Creative Commons License

Creative Commons License
This work is licensed under a Creative Commons Attribution-Noncommercial-No Derivative Works 4.0 License.


Date of Graduation


Document Type


Degree Name

Master of Music (MM)


School of Music


William Dabback

Melissa Garber

Alice Hammel


The purpose of this descriptive research study was to investigate the self-reported contexts and effects of concert band noise exposure on the high school band director using an interactive biopsychosocial framework. Primary data for this inquiry were collected from a self- reporting web-based survey with 167 participants who had at least three years of experience teaching in the high school band setting. The survey was divided into five categories which included demographics, band program size and weekly class schedule, design of the main work environment, perceptions of their hearing abilities, and hearing protection & preventative measures.
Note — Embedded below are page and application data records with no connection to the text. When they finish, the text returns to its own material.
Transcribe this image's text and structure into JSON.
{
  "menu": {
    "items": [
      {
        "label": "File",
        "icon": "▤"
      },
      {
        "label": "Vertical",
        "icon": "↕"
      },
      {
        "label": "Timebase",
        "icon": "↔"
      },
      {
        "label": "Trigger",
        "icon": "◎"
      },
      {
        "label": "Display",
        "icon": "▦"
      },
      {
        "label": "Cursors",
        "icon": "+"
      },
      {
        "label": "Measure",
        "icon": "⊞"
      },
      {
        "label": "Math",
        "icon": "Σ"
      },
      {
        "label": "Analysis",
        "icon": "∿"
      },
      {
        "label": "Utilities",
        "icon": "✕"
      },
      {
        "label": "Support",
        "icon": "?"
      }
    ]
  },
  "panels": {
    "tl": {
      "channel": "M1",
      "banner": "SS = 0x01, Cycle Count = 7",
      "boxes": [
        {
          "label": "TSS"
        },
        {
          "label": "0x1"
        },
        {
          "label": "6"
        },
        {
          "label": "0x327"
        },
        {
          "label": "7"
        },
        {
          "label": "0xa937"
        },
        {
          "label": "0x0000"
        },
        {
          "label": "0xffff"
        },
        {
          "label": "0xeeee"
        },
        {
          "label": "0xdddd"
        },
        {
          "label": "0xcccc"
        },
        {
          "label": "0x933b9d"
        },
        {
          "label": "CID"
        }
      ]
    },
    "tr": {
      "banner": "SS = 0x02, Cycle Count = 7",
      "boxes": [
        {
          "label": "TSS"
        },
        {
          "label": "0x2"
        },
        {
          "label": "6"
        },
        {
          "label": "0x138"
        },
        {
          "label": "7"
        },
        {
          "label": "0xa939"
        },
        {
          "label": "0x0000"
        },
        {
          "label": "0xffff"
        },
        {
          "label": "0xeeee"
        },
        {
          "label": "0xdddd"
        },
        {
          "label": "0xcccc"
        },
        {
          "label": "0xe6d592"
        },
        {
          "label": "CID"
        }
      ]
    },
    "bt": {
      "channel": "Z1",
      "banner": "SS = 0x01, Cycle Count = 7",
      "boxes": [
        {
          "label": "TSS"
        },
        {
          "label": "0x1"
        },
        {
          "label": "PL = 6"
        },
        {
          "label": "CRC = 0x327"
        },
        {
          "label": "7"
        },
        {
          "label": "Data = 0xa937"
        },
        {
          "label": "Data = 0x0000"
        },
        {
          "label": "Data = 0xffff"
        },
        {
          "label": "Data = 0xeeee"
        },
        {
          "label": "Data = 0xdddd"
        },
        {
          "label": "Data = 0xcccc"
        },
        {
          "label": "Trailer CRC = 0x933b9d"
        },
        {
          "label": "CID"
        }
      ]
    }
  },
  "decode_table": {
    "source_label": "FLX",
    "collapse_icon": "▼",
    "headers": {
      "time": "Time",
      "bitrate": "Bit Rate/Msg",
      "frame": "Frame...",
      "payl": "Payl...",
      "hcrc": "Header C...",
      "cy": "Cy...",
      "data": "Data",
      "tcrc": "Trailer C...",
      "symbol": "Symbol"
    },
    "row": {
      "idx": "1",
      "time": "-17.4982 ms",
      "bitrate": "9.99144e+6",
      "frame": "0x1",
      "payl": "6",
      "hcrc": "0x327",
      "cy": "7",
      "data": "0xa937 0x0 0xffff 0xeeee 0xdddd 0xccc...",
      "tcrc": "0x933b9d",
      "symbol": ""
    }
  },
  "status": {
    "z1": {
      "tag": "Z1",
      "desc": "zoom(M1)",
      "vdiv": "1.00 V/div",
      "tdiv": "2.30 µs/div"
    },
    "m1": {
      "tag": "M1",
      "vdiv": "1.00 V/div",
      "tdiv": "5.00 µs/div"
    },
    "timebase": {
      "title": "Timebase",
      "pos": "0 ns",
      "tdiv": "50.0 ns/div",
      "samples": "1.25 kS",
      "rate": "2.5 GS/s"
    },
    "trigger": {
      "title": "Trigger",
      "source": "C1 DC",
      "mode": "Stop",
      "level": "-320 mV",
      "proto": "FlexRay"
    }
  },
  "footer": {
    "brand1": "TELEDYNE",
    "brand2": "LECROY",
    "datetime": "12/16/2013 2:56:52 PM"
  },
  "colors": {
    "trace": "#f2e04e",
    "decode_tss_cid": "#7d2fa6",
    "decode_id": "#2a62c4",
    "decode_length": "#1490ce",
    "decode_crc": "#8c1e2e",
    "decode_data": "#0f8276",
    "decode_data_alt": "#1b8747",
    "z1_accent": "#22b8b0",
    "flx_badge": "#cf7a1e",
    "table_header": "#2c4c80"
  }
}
Results indicated that 60% of the participants felt that their exposure to concert bands contributed to their potential hearing loss. Of the participants, 62% of participants had never worn ear protection when teaching in the concert band setting.

Based on the results of this study, some of the implications for professional practice include the call for high school band directors to strongly consider wearing active hearing protection while teaching in the concert band setting as noise-induced hearing loss (NIHL) is not reversible. High school band directors should also advocate for modifications in their teaching schedules to give their hearing mechanisms a rest. Band directors should also consider measuring the sound of their teaching environment using a reliable instrument to see if they are eligible for a hearing conservation program.

Available for download on Saturday, December 31, 2033